(Component data from apps and pages)
Segment Open
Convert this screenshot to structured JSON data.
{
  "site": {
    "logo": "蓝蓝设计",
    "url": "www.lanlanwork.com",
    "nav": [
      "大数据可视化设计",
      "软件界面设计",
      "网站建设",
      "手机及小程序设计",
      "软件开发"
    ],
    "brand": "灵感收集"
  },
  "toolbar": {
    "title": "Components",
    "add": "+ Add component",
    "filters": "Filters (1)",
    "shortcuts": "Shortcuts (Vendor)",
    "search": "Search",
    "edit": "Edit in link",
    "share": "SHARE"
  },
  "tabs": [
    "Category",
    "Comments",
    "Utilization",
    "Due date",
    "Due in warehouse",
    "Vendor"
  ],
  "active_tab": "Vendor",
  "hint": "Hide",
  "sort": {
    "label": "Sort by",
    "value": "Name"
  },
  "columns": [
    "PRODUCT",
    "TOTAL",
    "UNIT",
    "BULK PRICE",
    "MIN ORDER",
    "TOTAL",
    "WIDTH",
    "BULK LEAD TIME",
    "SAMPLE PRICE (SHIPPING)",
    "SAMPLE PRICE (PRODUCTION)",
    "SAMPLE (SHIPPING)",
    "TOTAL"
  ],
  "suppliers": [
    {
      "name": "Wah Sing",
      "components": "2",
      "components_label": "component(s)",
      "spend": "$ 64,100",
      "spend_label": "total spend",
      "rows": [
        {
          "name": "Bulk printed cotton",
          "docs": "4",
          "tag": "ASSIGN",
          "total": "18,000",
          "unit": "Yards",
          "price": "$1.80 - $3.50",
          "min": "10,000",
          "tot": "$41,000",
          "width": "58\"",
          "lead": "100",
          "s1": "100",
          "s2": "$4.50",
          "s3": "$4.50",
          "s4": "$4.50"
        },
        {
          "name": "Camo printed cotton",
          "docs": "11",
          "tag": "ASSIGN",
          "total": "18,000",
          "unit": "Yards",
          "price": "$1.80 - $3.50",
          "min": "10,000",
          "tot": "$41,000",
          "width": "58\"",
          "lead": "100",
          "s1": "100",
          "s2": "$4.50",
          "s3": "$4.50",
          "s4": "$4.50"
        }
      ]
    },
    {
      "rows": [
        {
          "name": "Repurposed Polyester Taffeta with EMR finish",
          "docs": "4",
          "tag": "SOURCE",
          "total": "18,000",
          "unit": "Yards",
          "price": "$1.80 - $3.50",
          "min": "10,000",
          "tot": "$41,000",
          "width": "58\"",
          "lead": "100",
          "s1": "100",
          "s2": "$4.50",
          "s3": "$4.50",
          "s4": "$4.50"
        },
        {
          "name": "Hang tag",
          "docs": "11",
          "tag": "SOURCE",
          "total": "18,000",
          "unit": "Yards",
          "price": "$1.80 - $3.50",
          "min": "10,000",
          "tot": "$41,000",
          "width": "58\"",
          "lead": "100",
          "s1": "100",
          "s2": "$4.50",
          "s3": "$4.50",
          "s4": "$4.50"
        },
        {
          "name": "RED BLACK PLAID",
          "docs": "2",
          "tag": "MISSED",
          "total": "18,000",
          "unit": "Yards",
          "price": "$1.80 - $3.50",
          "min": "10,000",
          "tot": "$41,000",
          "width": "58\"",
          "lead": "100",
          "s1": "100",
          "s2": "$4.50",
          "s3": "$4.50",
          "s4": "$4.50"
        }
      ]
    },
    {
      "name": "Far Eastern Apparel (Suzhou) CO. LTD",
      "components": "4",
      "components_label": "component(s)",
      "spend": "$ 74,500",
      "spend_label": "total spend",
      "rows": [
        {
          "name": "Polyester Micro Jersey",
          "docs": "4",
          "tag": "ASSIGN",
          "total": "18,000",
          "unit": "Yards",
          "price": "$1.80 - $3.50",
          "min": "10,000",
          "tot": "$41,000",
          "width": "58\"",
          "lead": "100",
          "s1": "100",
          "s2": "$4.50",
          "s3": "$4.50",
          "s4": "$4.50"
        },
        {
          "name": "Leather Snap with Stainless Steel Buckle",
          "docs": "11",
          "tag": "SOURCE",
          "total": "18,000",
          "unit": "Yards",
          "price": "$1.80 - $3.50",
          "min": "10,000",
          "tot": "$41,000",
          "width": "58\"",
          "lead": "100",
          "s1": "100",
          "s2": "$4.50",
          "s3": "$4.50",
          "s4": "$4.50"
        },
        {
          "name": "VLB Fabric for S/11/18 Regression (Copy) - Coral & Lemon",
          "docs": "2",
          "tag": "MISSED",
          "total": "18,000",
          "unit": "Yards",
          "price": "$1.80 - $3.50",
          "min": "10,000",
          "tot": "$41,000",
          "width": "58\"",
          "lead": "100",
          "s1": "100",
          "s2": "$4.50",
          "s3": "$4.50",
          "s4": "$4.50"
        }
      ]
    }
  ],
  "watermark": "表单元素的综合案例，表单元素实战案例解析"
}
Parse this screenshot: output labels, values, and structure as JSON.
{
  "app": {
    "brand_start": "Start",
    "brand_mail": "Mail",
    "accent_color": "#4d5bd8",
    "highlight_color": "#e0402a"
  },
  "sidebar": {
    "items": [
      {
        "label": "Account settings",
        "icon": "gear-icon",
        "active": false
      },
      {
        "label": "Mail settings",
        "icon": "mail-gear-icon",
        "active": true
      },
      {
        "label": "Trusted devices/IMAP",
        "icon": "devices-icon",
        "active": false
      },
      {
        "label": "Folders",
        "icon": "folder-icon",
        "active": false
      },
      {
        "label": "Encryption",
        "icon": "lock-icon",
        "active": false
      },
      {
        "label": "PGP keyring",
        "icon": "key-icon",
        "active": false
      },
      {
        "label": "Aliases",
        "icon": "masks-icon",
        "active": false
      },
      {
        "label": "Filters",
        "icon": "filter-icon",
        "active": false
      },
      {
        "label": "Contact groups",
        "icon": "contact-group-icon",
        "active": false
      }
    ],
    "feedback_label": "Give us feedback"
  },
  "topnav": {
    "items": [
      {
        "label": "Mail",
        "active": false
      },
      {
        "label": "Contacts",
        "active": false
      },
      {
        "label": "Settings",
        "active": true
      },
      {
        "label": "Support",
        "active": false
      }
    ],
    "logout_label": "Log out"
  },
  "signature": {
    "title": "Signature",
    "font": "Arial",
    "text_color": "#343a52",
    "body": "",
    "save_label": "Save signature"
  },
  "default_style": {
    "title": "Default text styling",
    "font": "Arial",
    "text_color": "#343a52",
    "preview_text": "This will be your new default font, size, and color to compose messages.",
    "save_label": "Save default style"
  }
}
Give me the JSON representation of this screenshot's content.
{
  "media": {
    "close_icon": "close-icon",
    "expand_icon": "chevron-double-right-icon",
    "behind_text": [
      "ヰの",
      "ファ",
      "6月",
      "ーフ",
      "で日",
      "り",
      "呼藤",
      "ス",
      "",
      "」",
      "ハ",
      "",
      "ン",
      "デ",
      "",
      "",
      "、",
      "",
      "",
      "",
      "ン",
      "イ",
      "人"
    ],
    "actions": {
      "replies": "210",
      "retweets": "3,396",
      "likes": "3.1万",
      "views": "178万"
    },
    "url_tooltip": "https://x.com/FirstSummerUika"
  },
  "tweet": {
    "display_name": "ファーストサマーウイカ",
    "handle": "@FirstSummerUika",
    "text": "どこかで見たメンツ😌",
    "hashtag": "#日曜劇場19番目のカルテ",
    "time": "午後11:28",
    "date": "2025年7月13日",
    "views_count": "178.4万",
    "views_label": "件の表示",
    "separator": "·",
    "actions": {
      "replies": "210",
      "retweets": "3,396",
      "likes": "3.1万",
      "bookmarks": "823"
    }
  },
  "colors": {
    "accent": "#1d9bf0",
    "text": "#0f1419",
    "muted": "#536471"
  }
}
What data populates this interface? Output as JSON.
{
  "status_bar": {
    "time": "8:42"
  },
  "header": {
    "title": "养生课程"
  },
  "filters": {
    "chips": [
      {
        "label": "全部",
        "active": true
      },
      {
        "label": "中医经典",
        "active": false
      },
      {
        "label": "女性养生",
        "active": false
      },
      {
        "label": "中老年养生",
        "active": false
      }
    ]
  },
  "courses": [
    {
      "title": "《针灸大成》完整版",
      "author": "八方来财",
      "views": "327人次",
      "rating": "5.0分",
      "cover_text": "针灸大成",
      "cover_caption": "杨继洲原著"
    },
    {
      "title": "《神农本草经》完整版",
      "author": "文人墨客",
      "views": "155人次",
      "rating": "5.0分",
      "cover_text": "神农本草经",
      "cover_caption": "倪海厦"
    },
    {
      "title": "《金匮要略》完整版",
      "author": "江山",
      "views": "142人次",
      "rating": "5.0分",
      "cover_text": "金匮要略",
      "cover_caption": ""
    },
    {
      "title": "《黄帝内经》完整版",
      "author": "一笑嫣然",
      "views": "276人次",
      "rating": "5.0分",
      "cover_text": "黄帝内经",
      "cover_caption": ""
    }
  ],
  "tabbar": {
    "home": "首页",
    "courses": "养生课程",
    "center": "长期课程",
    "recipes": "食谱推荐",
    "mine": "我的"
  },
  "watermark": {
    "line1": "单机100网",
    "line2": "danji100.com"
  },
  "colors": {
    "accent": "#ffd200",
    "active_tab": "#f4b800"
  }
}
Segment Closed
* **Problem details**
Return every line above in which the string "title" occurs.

* **Answer to this exercise**
    "title": "Components",
    "title": "Signature",
    "title": "Default text styling",
    "title": "养生课程"
      "title": "《针灸大成》完整版",
      "title": "《神农本草经》完整版",
      "title": "《金匮要略》完整版",
      "title": "《黄帝内经》完整版",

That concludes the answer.